Readers, La Belle Sauvage is so much better than I could have hoped. It's not His Dark Materials (and I'm firmly against nominating His Dark Materials for a Best Series Hugo because of that), but it's set in the world and it connects in obvious ways (the baby is Lyra) and likely in ways that I didn't notice because it's been almost two decades since I last read The Amber Spyglass. La Belle Sauvage works regardless of how familiar readers are with His Dark Materials. It's a splendid start to a new and familiar series.
Robson, Kelly. Gods, Monsters, and the Lucky Peach [Tor.com Publishing]
This story is cool as hell. It's set in an ecologically wrecked future where humanity is only just beginning to emerge and re-terraform our planet back into something hospitable. That by itself would be enough to get me interested, but add in some time travel and fantastic characters and ooh, damn, Kelly Robson tells one hell of a story. It's a novella that feels far bigger than it is and even then, I wished for at least one hundred more pages despite the story ending perfectly. I wanted to spend more time in the past. Time travel could be used for amazing things, but is often used for tourism rather than research (though, the travel in this novella is a research trip). The historical detail is fantastic, the interpersonal and interhistorical drama is on point, and I wanted more of every bit of this story.
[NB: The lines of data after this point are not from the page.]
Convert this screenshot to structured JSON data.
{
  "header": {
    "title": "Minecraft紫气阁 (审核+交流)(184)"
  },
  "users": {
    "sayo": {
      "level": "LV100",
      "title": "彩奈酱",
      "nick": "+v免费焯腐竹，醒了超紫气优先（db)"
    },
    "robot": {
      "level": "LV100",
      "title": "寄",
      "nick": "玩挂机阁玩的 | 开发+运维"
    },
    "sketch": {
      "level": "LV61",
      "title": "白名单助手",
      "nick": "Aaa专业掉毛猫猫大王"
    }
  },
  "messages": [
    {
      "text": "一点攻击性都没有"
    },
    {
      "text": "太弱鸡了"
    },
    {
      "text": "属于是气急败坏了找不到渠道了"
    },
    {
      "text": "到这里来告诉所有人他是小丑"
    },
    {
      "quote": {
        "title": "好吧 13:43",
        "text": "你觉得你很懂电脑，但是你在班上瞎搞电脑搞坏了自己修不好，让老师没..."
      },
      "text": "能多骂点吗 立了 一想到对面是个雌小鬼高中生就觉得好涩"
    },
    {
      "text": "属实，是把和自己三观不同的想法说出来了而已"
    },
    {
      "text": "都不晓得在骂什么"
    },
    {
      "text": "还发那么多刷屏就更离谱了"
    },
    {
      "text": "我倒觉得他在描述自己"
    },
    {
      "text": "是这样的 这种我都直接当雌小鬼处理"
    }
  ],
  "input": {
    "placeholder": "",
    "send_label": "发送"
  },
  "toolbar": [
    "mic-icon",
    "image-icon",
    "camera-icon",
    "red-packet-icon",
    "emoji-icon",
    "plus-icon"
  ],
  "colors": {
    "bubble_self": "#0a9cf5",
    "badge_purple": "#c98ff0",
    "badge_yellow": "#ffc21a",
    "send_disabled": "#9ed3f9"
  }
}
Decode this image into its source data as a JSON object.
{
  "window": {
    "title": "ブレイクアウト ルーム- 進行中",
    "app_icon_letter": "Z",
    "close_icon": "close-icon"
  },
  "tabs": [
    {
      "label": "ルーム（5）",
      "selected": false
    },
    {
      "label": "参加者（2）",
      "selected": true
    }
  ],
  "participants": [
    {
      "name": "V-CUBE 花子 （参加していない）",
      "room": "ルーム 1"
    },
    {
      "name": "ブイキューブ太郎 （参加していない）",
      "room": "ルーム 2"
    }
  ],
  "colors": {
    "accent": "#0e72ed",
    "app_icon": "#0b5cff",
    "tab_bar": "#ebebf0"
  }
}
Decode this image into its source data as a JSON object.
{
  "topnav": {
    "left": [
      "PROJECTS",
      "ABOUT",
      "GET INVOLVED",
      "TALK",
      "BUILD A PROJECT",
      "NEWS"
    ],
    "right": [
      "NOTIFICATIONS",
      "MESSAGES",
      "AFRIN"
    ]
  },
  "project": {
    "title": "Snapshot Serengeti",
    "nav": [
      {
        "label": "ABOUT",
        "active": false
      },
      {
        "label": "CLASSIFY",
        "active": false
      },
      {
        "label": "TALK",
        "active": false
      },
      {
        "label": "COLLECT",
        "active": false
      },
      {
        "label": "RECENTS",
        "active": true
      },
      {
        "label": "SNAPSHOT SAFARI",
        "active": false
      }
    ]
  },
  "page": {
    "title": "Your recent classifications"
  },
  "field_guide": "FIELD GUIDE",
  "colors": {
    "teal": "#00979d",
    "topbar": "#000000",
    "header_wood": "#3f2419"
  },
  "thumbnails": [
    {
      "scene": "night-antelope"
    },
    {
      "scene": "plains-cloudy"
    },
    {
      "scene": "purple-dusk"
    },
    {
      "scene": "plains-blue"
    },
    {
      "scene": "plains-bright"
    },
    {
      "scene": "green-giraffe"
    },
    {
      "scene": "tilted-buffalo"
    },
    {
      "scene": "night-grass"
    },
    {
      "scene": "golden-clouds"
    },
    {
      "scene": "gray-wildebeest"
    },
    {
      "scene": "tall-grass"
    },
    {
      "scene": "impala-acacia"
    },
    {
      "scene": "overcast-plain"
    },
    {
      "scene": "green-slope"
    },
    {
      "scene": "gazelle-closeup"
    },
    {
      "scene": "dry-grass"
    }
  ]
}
POSTED BY: Joe Sherry - Co-editor of Nerds of a Feather, 2017 Hugo Award Finalist for Best Fanzine. Writer / Editor of the mostly defunct Adventures in Reading since 2004. Minnesotan.